The Rev. Charles A. Gaffigan, who retired from Holy Mother and Child Parish in 2011, is accused of sexually abusing a minor from 1992 to about 1994 at what was then Holy Infancy Church in Lake Luzerne, according to a news release from Jeff Anderson & Associates. The law firm has filed a total of 74 lawsuits against the diocese.
Gaffigan died in 2015 after battling cancer.
Gaffigan was appointed to serve as pastor of what was then Holy Infancy Church in Lake Luzerne in 1991, according to his obituary. In 2003, he picked up the responsibility for Immaculate Conception Church in Corinth. The churches ultimately merged in 2009 to form Holy Mother and Child Parish. He retired as pastor in 2011, but continued to fill in throughout the diocese.
Gaffigan died on April 19, 2015, at the age of 79 at the Gateway House of Peace in Ballston Spa.
He also served as associate pastor in St. Michael’s in South Glens Falls in the 1970s and at St. Mary’s in Glens Falls in the early 1980s.
Three new lawsuits were also brought against Gary Mercure, who was sentenced to more than 25 years in prison in Massachusetts on child sex abuse charges.
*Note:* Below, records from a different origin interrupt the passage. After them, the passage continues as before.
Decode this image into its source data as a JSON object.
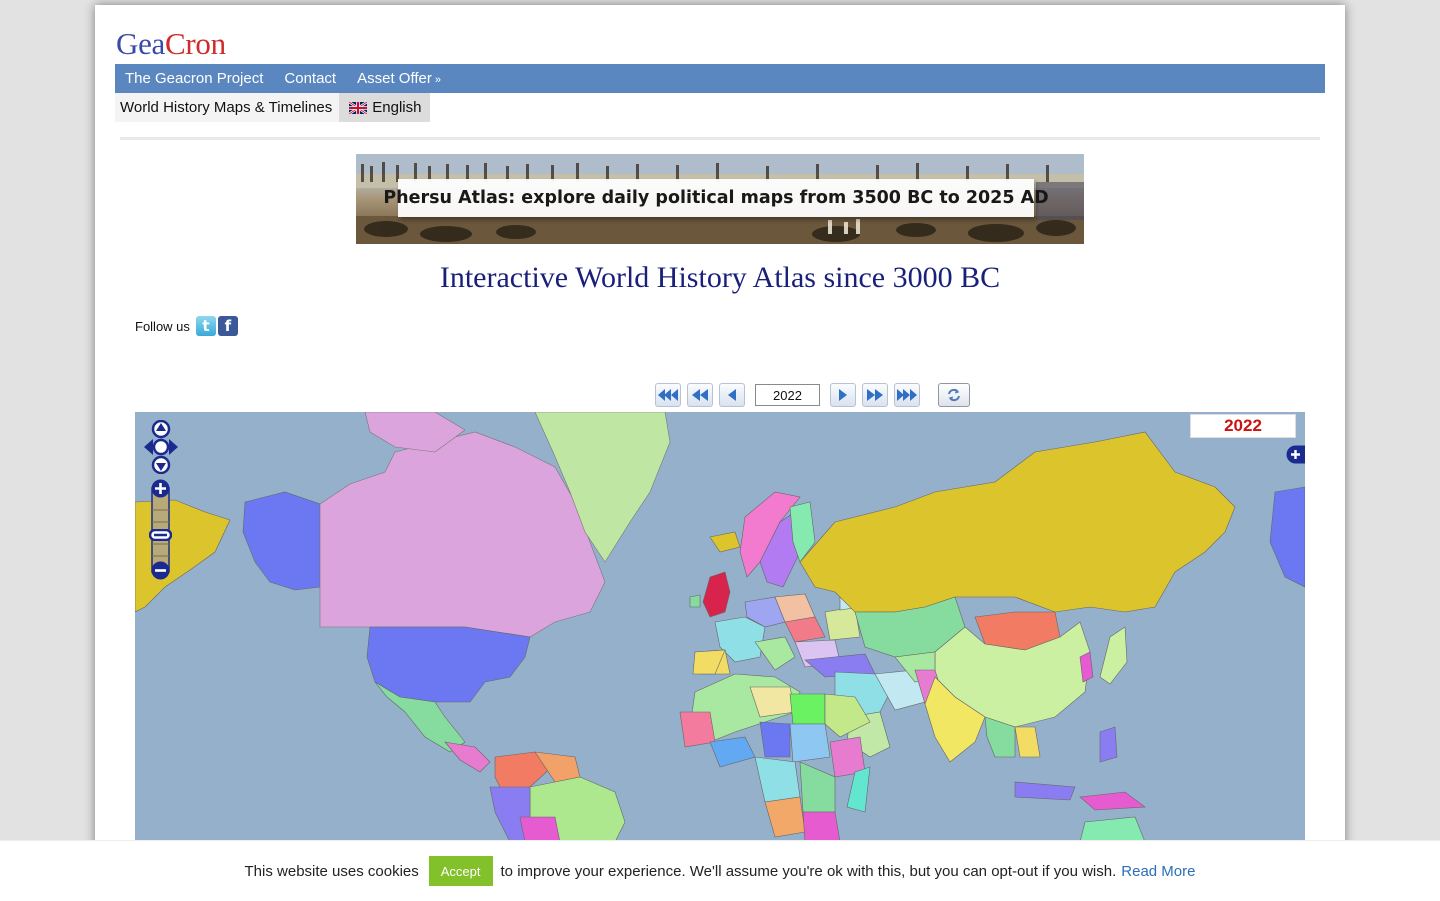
{
  "logo": {
    "part1": "Gea",
    "part2": "Cron"
  },
  "topnav": {
    "items": [
      {
        "label": "The Geacron Project"
      },
      {
        "label": "Contact"
      },
      {
        "label": "Asset Offer"
      }
    ],
    "dropdown_icon": "double-chevron-down-icon"
  },
  "subnav": {
    "home_label": "World History Maps & Timelines",
    "language": "English",
    "language_flag": "uk-flag-icon"
  },
  "banner": {
    "text": "Phersu Atlas: explore daily political maps from 3500 BC to 2025 AD"
  },
  "title": "Interactive World History Atlas since 3000 BC",
  "follow": {
    "label": "Follow us",
    "icons": [
      "twitter-icon",
      "facebook-icon"
    ]
  },
  "timeline": {
    "year": "2022",
    "buttons": [
      "fast-rewind-icon",
      "rewind-icon",
      "step-back-icon",
      "step-forward-icon",
      "forward-icon",
      "fast-forward-icon",
      "refresh-icon"
    ]
  },
  "map": {
    "year_label": "2022",
    "colors": {
      "ocean": "#95b0cb",
      "russia": "#dcc42c",
      "usa": "#6b78f2",
      "canada": "#dca4dc",
      "greenland": "#bfe6a2",
      "china": "#cbf0a2",
      "mongolia": "#f27b63"
    }
  },
  "cookie": {
    "text_before": "This website uses cookies",
    "accept_label": "Accept",
    "text_after": "to improve your experience. We'll assume you're ok with this, but you can opt-out if you wish.",
    "read_more": "Read More"
  }
}
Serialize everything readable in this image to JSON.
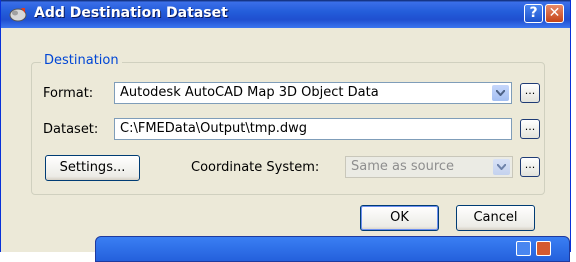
{
  "window": {
    "title": "Add Destination Dataset",
    "help_label": "?",
    "close_label": "✕",
    "icon": "fme-dataset-icon"
  },
  "group": {
    "label": "Destination"
  },
  "format": {
    "label": "Format:",
    "value": "Autodesk AutoCAD Map 3D Object Data",
    "browse_label": "..."
  },
  "dataset": {
    "label": "Dataset:",
    "value": "C:\\FMEData\\Output\\tmp.dwg",
    "browse_label": "..."
  },
  "settings_button": {
    "label": "Settings..."
  },
  "coordinate_system": {
    "label": "Coordinate System:",
    "value": "Same as source",
    "browse_label": "..."
  },
  "buttons": {
    "ok": "OK",
    "cancel": "Cancel"
  },
  "colors": {
    "title_bar": "#245edb",
    "dialog_bg": "#ece9d8",
    "group_label": "#0046d5"
  }
}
Mercure served at Our Lady of Annunciation Church in Queensbury and St. Mary’s Roman Catholic Church in Glens Falls.
He was found guilty in 2011 of child rape and indecent assault for sexually assaulting teens he met at local parishes when he took them to western Massachusetts for outdoor excursions.
The lawsuits were filed by attorneys from the law firms of Jeff Anderson & Associates and LaFave Wein & Frament on behalf of the survivors. Courts on Monday reopened following a shutdown of nearly three months because of the coronavirus pandemic.
“In bringing suit today, it is paramount to these survivors that we protect our children of today and tomorrow,” said attorney Cynthia LaFave in a news release. “With the heroic resolve of these voices and their stories, we can imagine a future where justice — long overdue — can be had, and atrocities like those already endured are finally obsoleted from the narrative of the American childhood.”
The state Legislature recently extended by one year, to August 2021, the deadline to file cases under the Child Victims Act.
Diocese spokeswoman Mary DeTurris Poust said all allegations of sexual abuse are taken very seriously.
“Behind every claim is a suffering person who needs our compassion and assistance. The diocese has not yet been served in any of the 52 cases filed today,” she said in an email. “Once that occurs, the diocese will review the documents and allegations and take whatever actions may be necessary to inform and safeguard the public. Bishop (Edward) Scharfenberger remains committed to providing assistance to survivors while allegations are being investigated and beyond.”